YOUR GOAL:
Take the listing below and output it again exactly.

== RECORD SET ==

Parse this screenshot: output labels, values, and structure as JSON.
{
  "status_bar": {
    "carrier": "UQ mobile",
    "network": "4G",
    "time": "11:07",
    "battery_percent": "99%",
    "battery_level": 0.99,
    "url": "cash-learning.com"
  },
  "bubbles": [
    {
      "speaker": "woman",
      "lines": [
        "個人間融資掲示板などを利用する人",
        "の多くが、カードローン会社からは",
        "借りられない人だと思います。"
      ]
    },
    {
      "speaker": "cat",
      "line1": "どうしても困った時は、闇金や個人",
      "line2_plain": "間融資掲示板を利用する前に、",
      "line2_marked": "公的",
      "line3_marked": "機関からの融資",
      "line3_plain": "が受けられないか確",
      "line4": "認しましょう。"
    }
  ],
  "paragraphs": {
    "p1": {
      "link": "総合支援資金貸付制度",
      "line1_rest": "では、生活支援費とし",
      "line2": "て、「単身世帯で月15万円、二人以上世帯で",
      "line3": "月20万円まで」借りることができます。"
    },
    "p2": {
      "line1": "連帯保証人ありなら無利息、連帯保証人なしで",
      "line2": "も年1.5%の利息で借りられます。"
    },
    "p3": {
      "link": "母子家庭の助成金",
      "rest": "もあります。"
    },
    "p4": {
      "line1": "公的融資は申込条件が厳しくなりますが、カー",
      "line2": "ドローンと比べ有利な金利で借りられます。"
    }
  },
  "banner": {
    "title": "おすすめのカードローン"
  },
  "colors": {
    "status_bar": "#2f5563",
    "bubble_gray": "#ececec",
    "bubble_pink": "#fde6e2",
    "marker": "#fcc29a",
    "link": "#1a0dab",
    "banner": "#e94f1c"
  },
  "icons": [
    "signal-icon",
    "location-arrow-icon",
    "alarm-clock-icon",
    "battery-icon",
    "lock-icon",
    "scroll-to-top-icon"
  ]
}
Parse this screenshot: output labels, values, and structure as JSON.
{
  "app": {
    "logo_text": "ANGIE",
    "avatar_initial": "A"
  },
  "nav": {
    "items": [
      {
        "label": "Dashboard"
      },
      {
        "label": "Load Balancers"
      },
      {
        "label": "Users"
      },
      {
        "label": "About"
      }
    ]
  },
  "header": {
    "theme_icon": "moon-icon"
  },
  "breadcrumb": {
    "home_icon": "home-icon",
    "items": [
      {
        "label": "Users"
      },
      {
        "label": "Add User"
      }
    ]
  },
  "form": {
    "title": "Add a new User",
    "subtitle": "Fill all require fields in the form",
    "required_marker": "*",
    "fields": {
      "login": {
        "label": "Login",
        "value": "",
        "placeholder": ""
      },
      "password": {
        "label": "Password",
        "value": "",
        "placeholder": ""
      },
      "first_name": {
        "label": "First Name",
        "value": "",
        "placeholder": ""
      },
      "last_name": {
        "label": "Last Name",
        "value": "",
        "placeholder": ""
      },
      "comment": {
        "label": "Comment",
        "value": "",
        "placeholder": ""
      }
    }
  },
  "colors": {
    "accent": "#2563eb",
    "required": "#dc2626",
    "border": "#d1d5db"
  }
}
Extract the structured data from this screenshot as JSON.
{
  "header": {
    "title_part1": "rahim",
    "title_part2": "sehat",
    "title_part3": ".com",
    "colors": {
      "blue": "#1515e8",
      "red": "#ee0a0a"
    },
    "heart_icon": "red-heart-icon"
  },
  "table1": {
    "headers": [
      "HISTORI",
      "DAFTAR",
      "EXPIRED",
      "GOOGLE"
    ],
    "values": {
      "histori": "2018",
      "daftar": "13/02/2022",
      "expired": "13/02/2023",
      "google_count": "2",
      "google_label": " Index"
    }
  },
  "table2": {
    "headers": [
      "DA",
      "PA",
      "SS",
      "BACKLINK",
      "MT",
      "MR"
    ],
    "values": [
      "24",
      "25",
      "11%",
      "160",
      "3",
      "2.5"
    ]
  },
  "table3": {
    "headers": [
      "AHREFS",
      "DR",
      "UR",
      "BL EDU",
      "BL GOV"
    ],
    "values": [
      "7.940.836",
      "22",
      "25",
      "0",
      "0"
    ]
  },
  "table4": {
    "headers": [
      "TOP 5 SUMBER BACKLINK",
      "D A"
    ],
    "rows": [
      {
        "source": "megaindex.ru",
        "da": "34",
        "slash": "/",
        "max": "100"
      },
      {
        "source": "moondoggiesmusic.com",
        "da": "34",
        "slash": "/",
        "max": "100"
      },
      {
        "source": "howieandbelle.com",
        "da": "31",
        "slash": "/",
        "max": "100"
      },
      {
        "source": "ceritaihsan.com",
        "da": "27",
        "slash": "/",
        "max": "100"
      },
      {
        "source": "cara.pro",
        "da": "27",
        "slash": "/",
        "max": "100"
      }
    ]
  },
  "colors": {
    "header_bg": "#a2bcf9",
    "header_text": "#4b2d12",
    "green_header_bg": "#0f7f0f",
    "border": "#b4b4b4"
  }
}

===

PROBLEM SOLUTION:
Parse this screenshot: output labels, values, and structure as JSON.
{
  "status_bar": {
    "carrier": "UQ mobile",
    "network": "4G",
    "time": "11:07",
    "battery_percent": "99%",
    "battery_level": 0.99,
    "url": "cash-learning.com"
  },
  "bubbles": [
    {
      "speaker": "woman",
      "lines": [
        "個人間融資掲示板などを利用する人",
        "の多くが、カードローン会社からは",
        "借りられない人だと思います。"
      ]
    },
    {
      "speaker": "cat",
      "line1": "どうしても困った時は、闇金や個人",
      "line2_plain": "間融資掲示板を利用する前に、",
      "line2_marked": "公的",
      "line3_marked": "機関からの融資",
      "line3_plain": "が受けられないか確",
      "line4": "認しましょう。"
    }
  ],
  "paragraphs": {
    "p1": {
      "link": "総合支援資金貸付制度",
      "line1_rest": "では、生活支援費とし",
      "line2": "て、「単身世帯で月15万円、二人以上世帯で",
      "line3": "月20万円まで」借りることができます。"
    },
    "p2": {
      "line1": "連帯保証人ありなら無利息、連帯保証人なしで",
      "line2": "も年1.5%の利息で借りられます。"
    },
    "p3": {
      "link": "母子家庭の助成金",
      "rest": "もあります。"
    },
    "p4": {
      "line1": "公的融資は申込条件が厳しくなりますが、カー",
      "line2": "ドローンと比べ有利な金利で借りられます。"
    }
  },
  "banner": {
    "title": "おすすめのカードローン"
  },
  "colors": {
    "status_bar": "#2f5563",
    "bubble_gray": "#ececec",
    "bubble_pink": "#fde6e2",
    "marker": "#fcc29a",
    "link": "#1a0dab",
    "banner": "#e94f1c"
  },
  "icons": [
    "signal-icon",
    "location-arrow-icon",
    "alarm-clock-icon",
    "battery-icon",
    "lock-icon",
    "scroll-to-top-icon"
  ]
}
Parse this screenshot: output labels, values, and structure as JSON.
{
  "app": {
    "logo_text": "ANGIE",
    "avatar_initial": "A"
  },
  "nav": {
    "items": [
      {
        "label": "Dashboard"
      },
      {
        "label": "Load Balancers"
      },
      {
        "label": "Users"
      },
      {
        "label": "About"
      }
    ]
  },
  "header": {
    "theme_icon": "moon-icon"
  },
  "breadcrumb": {
    "home_icon": "home-icon",
    "items": [
      {
        "label": "Users"
      },
      {
        "label": "Add User"
      }
    ]
  },
  "form": {
    "title": "Add a new User",
    "subtitle": "Fill all require fields in the form",
    "required_marker": "*",
    "fields": {
      "login": {
        "label": "Login",
        "value": "",
        "placeholder": ""
      },
      "password": {
        "label": "Password",
        "value": "",
        "placeholder": ""
      },
      "first_name": {
        "label": "First Name",
        "value": "",
        "placeholder": ""
      },
      "last_name": {
        "label": "Last Name",
        "value": "",
        "placeholder": ""
      },
      "comment": {
        "label": "Comment",
        "value": "",
        "placeholder": ""
      }
    }
  },
  "colors": {
    "accent": "#2563eb",
    "required": "#dc2626",
    "border": "#d1d5db"
  }
}
Extract the structured data from this screenshot as JSON.
{
  "header": {
    "title_part1": "rahim",
    "title_part2": "sehat",
    "title_part3": ".com",
    "colors": {
      "blue": "#1515e8",
      "red": "#ee0a0a"
    },
    "heart_icon": "red-heart-icon"
  },
  "table1": {
    "headers": [
      "HISTORI",
      "DAFTAR",
      "EXPIRED",
      "GOOGLE"
    ],
    "values": {
      "histori": "2018",
      "daftar": "13/02/2022",
      "expired": "13/02/2023",
      "google_count": "2",
      "google_label": " Index"
    }
  },
  "table2": {
    "headers": [
      "DA",
      "PA",
      "SS",
      "BACKLINK",
      "MT",
      "MR"
    ],
    "values": [
      "24",
      "25",
      "11%",
      "160",
      "3",
      "2.5"
    ]
  },
  "table3": {
    "headers": [
      "AHREFS",
      "DR",
      "UR",
      "BL EDU",
      "BL GOV"
    ],
    "values": [
      "7.940.836",
      "22",
      "25",
      "0",
      "0"
    ]
  },
  "table4": {
    "headers": [
      "TOP 5 SUMBER BACKLINK",
      "D A"
    ],
    "rows": [
      {
        "source": "megaindex.ru",
        "da": "34",
        "slash": "/",
        "max": "100"
      },
      {
        "source": "moondoggiesmusic.com",
        "da": "34",
        "slash": "/",
        "max": "100"
      },
      {
        "source": "howieandbelle.com",
        "da": "31",
        "slash": "/",
        "max": "100"
      },
      {
        "source": "ceritaihsan.com",
        "da": "27",
        "slash": "/",
        "max": "100"
      },
      {
        "source": "cara.pro",
        "da": "27",
        "slash": "/",
        "max": "100"
      }
    ]
  },
  "colors": {
    "header_bg": "#a2bcf9",
    "header_text": "#4b2d12",
    "green_header_bg": "#0f7f0f",
    "border": "#b4b4b4"
  }
}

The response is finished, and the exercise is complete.